| Exercise description |
Where in the data below does the word "icon" appear? Copy each line that holds it.

- Opening Delimiter -

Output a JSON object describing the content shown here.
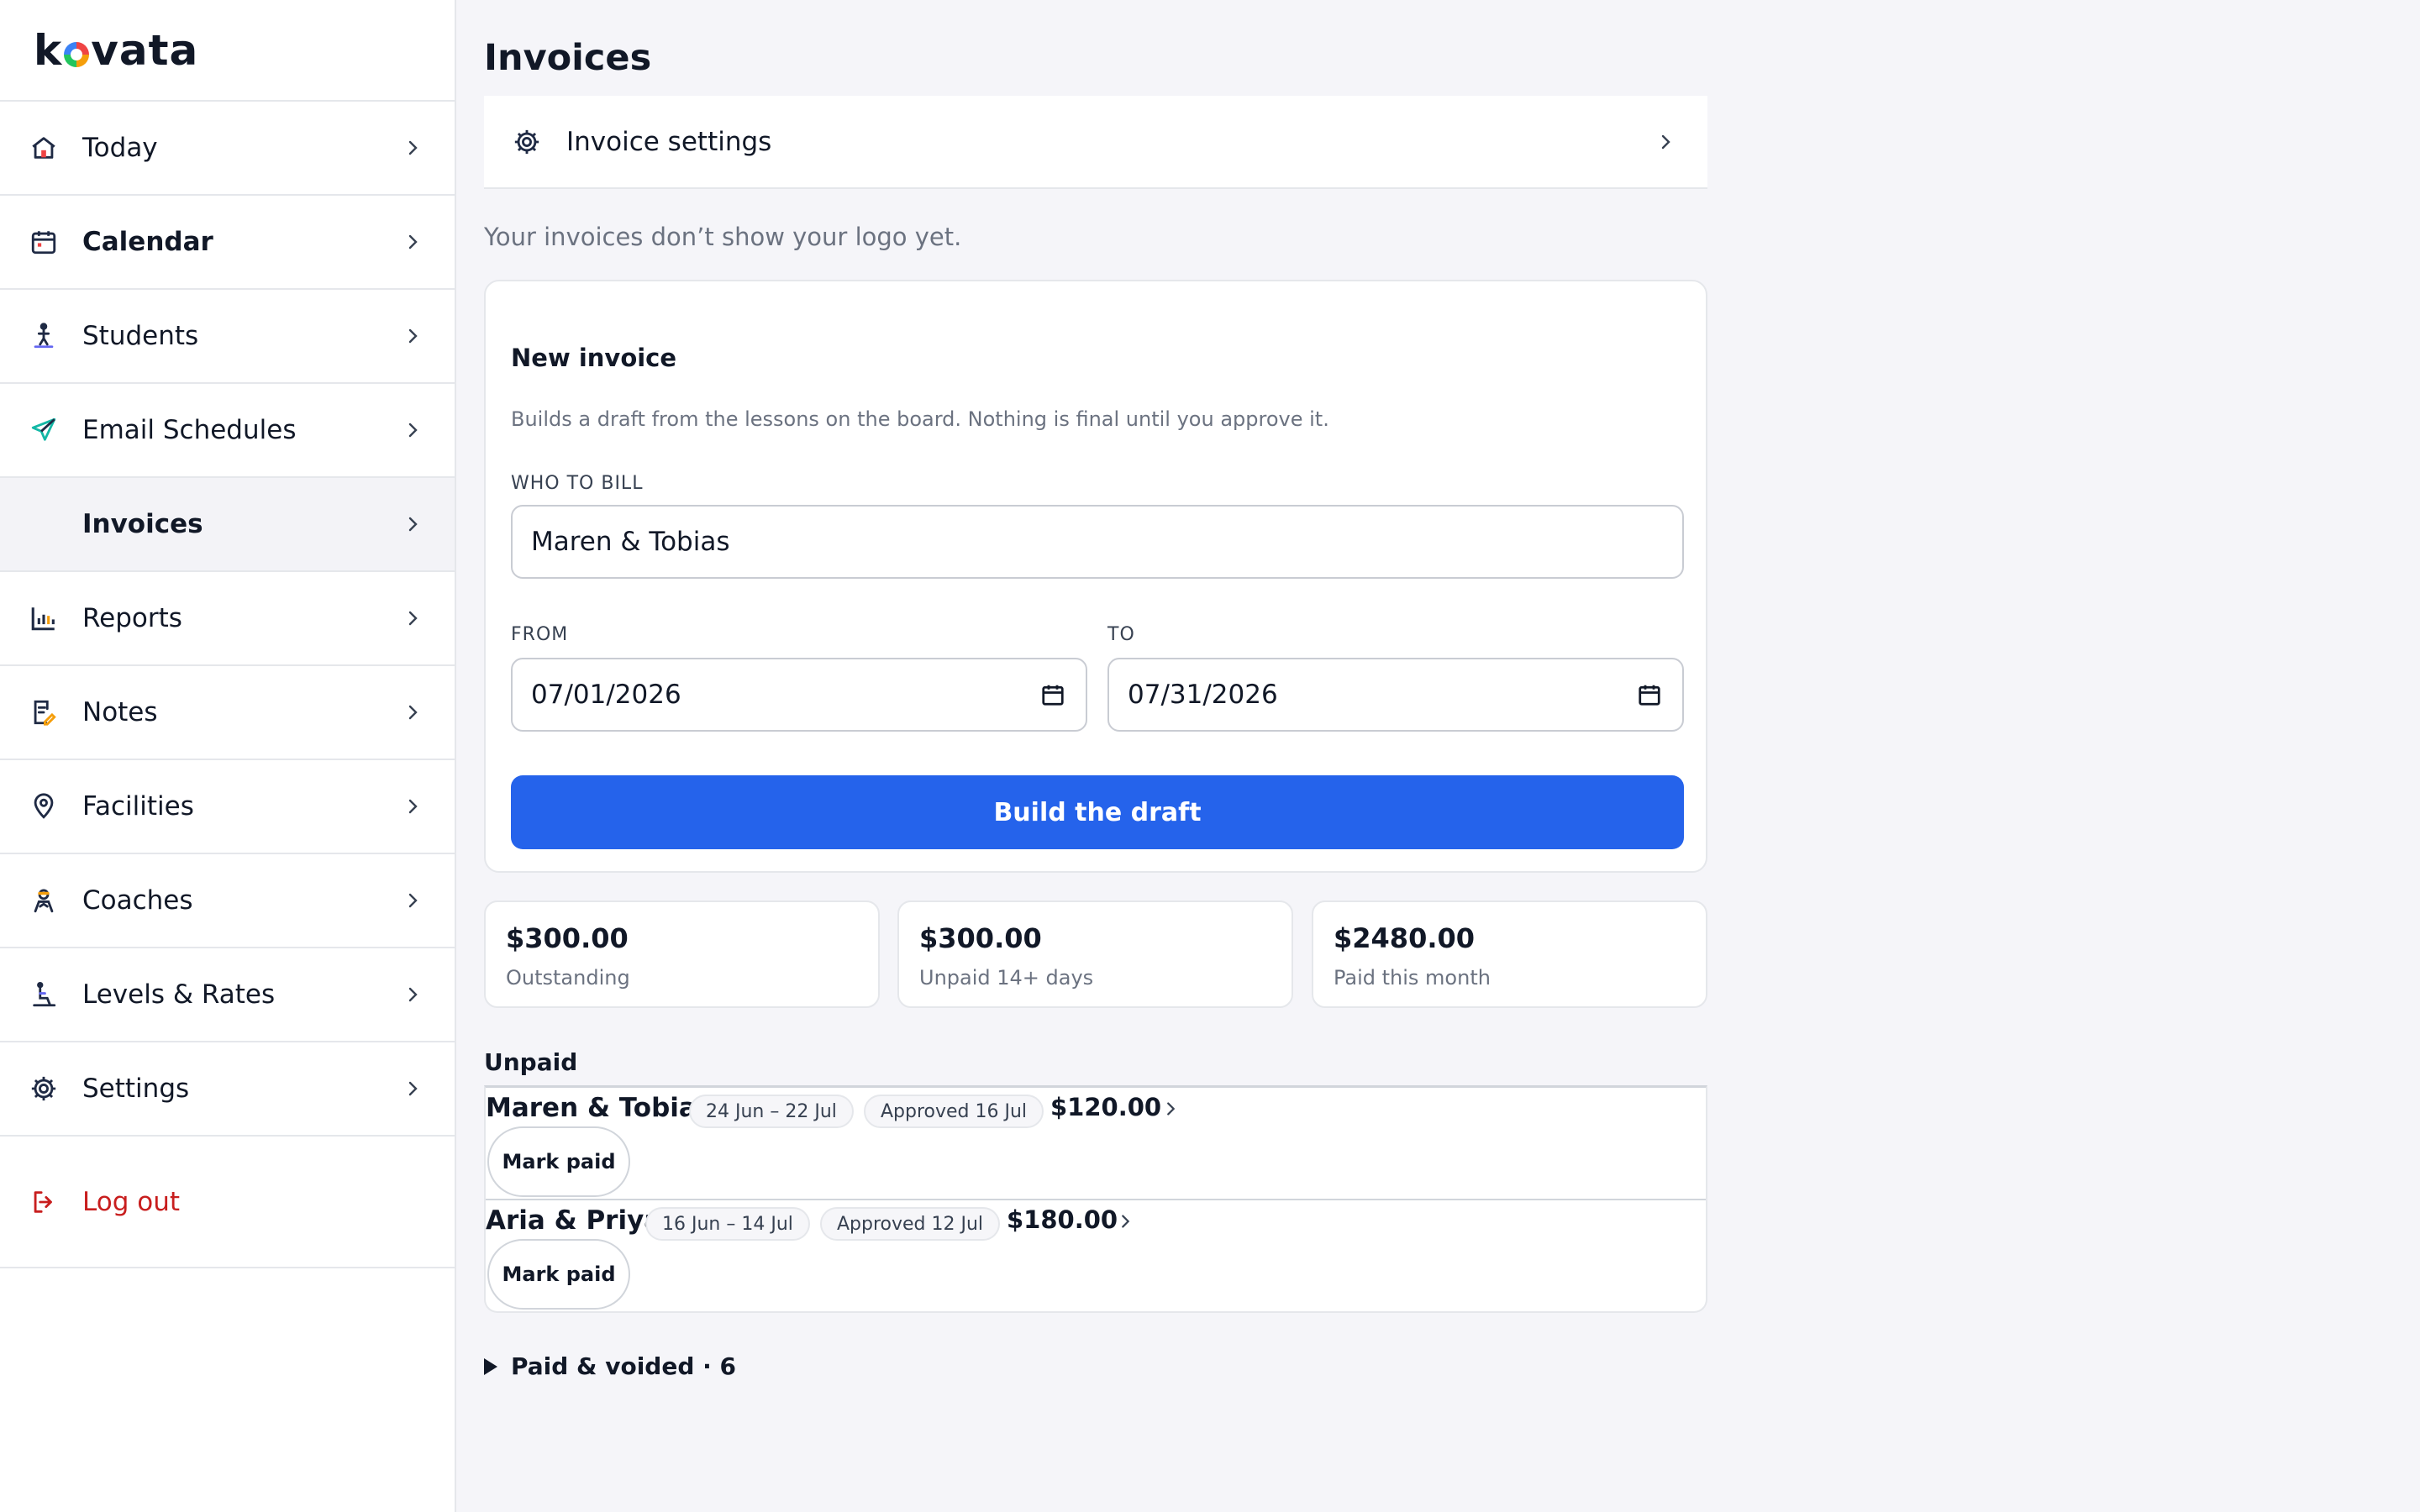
{
  "brand": {
    "name_pre": "k",
    "name_post": "vata"
  },
  "sidebar": {
    "items": [
      {
        "label": "Today",
        "icon": "home-icon",
        "bold": false
      },
      {
        "label": "Calendar",
        "icon": "calendar-icon",
        "bold": true
      },
      {
        "label": "Students",
        "icon": "student-icon",
        "bold": false
      },
      {
        "label": "Email Schedules",
        "icon": "paper-plane-icon",
        "bold": false
      },
      {
        "label": "Invoices",
        "icon": "none",
        "bold": true,
        "active": true
      },
      {
        "label": "Reports",
        "icon": "bar-chart-icon",
        "bold": false
      },
      {
        "label": "Notes",
        "icon": "notes-icon",
        "bold": false
      },
      {
        "label": "Facilities",
        "icon": "location-pin-icon",
        "bold": false
      },
      {
        "label": "Coaches",
        "icon": "coach-icon",
        "bold": false
      },
      {
        "label": "Levels & Rates",
        "icon": "levels-icon",
        "bold": false
      },
      {
        "label": "Settings",
        "icon": "gear-icon",
        "bold": false
      }
    ],
    "logout_label": "Log out"
  },
  "page": {
    "title": "Invoices",
    "settings_label": "Invoice settings",
    "logo_hint": "Your invoices don’t show your logo yet."
  },
  "new_invoice": {
    "title": "New invoice",
    "description": "Builds a draft from the lessons on the board. Nothing is final until you approve it.",
    "who_label": "WHO TO BILL",
    "who_value": "Maren & Tobias",
    "from_label": "FROM",
    "from_value": "07/01/2026",
    "to_label": "TO",
    "to_value": "07/31/2026",
    "build_label": "Build the draft"
  },
  "stats": [
    {
      "value": "$300.00",
      "caption": "Outstanding"
    },
    {
      "value": "$300.00",
      "caption": "Unpaid 14+ days"
    },
    {
      "value": "$2480.00",
      "caption": "Paid this month"
    }
  ],
  "unpaid": {
    "title": "Unpaid",
    "rows": [
      {
        "name": "Maren & Tobias",
        "range": "24 Jun – 22 Jul",
        "approved": "Approved 16 Jul",
        "amount": "$120.00",
        "action": "Mark paid"
      },
      {
        "name": "Aria & Priya",
        "range": "16 Jun – 14 Jul",
        "approved": "Approved 12 Jul",
        "amount": "$180.00",
        "action": "Mark paid"
      }
    ]
  },
  "paid_voided_label": "Paid & voided · 6",
  "colors": {
    "accent": "#2563eb",
    "logout": "#c81e1e"
  }
}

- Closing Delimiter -

| Problem solution |
        "icon": "home-icon",
        "icon": "calendar-icon",
        "icon": "student-icon",
        "icon": "paper-plane-icon",
        "icon": "none",
        "icon": "bar-chart-icon",
        "icon": "notes-icon",
        "icon": "location-pin-icon",
        "icon": "coach-icon",
        "icon": "levels-icon",
        "icon": "gear-icon",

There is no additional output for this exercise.